### Dataset ###

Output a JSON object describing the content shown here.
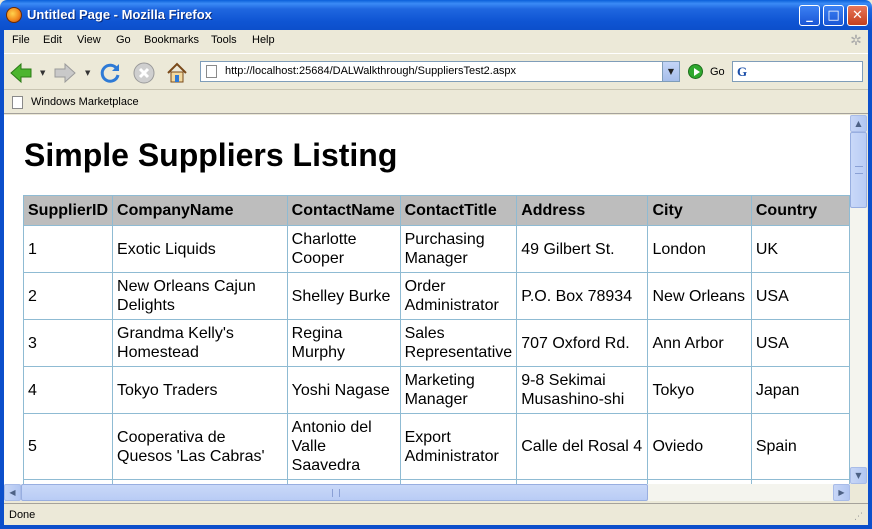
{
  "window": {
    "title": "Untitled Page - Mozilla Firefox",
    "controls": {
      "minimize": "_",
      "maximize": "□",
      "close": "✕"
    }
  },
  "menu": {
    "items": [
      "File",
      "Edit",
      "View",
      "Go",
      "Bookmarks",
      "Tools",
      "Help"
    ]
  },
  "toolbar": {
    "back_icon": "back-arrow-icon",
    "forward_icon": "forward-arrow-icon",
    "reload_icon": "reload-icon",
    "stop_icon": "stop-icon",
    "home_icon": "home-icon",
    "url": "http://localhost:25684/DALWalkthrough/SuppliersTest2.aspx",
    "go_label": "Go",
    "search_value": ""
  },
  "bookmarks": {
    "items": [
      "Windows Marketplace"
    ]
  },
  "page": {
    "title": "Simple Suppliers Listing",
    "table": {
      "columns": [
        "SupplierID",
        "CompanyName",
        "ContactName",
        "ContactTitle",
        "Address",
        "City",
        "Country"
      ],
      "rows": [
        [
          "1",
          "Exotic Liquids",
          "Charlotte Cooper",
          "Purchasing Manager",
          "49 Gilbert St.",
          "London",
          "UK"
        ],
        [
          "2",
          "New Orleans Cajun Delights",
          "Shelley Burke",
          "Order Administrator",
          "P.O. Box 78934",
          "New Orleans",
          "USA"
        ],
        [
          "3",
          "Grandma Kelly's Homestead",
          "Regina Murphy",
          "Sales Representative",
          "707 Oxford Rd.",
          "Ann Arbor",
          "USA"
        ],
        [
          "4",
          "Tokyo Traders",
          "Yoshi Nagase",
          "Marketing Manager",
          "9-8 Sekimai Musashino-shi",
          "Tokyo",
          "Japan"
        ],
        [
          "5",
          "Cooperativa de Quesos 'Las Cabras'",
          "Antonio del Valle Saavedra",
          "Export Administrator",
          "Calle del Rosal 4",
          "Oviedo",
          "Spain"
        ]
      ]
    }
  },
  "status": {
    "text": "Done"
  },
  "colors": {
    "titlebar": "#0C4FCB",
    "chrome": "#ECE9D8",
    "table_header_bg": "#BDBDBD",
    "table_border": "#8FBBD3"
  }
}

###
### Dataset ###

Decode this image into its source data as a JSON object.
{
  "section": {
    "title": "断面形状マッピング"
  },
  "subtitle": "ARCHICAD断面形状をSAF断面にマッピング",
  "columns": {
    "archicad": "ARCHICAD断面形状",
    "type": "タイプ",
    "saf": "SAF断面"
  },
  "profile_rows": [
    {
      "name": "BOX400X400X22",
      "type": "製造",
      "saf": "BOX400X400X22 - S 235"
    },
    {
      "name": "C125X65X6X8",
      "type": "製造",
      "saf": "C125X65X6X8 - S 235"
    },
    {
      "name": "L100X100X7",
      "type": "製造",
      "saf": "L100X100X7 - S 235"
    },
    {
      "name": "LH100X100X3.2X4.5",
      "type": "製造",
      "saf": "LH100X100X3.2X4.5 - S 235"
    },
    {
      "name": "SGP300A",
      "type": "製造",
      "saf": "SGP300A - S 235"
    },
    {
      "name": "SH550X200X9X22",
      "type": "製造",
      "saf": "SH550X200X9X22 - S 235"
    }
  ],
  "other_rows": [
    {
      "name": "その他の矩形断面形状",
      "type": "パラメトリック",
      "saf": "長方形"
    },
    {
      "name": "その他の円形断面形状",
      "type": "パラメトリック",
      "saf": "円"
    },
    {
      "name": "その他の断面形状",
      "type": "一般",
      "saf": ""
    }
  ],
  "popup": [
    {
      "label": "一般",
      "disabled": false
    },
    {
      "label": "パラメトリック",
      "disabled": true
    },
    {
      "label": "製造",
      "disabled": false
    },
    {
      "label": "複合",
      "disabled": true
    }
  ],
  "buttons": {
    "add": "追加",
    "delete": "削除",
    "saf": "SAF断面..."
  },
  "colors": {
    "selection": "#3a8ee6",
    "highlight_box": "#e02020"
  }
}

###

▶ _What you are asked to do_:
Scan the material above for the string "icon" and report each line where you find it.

▶ _Exercise answer_:
    "back_icon": "back-arrow-icon",
    "forward_icon": "forward-arrow-icon",
    "reload_icon": "reload-icon",
    "stop_icon": "stop-icon",
    "home_icon": "home-icon",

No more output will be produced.